Directions: Report the count of lines below in which the string "JSON" occurs; include nothing else.

Record set:
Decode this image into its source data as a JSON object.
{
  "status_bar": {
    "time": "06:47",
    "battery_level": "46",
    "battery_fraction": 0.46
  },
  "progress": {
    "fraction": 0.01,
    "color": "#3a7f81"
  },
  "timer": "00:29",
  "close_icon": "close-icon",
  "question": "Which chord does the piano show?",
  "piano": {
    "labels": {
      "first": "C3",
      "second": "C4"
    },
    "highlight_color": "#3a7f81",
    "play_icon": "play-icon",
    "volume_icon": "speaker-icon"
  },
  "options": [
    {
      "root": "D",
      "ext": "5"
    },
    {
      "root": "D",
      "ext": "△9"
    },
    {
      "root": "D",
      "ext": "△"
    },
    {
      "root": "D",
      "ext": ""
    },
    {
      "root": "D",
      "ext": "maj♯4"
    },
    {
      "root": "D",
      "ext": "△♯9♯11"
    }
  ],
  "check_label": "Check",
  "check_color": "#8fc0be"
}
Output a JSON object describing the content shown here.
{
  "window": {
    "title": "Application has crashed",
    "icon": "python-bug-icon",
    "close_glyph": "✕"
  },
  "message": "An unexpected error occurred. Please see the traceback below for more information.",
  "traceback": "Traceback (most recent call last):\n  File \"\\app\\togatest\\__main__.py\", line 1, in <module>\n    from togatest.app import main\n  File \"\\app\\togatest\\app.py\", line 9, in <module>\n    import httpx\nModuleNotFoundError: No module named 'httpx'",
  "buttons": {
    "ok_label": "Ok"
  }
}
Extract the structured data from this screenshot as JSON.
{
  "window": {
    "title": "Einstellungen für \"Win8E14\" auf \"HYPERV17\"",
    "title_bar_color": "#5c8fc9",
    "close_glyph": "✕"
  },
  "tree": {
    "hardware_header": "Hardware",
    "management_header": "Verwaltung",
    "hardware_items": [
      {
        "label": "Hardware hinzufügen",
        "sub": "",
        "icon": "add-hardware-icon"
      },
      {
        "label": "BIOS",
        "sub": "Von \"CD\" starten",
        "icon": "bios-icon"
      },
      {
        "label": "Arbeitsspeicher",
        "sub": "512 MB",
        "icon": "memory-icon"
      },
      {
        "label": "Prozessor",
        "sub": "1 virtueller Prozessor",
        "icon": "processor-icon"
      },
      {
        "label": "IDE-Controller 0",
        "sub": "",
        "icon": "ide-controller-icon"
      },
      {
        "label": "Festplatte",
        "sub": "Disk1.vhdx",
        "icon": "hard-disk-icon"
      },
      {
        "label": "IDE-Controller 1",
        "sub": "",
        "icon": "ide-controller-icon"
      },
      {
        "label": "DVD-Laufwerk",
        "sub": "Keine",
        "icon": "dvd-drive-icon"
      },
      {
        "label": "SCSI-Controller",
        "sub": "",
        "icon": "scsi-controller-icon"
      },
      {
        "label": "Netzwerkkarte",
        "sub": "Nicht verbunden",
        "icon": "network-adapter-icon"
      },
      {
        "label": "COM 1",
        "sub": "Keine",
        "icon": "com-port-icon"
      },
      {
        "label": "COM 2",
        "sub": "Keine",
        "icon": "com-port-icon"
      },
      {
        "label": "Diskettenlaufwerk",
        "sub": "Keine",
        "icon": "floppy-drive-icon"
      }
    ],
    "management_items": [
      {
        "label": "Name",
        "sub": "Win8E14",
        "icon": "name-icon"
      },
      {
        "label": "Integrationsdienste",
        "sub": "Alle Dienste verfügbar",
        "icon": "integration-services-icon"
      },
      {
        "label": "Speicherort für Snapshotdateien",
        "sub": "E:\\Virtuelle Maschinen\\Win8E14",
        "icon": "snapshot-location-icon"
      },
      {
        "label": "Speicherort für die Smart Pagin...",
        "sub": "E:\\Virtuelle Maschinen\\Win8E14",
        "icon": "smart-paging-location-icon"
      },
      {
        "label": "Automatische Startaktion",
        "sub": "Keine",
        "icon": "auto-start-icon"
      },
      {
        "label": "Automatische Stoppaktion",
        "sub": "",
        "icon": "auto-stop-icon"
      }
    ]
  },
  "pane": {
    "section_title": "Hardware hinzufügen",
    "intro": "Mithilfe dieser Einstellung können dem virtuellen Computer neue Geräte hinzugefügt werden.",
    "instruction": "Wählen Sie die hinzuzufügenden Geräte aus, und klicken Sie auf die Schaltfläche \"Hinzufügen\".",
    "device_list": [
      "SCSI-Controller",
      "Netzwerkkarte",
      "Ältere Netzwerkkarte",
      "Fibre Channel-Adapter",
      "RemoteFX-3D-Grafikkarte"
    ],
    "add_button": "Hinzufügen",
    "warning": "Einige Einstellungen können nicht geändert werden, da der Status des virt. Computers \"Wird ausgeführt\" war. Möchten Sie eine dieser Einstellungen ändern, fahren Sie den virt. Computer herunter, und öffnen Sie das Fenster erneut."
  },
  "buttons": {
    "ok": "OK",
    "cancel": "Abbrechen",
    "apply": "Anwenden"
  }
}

Final answer: 3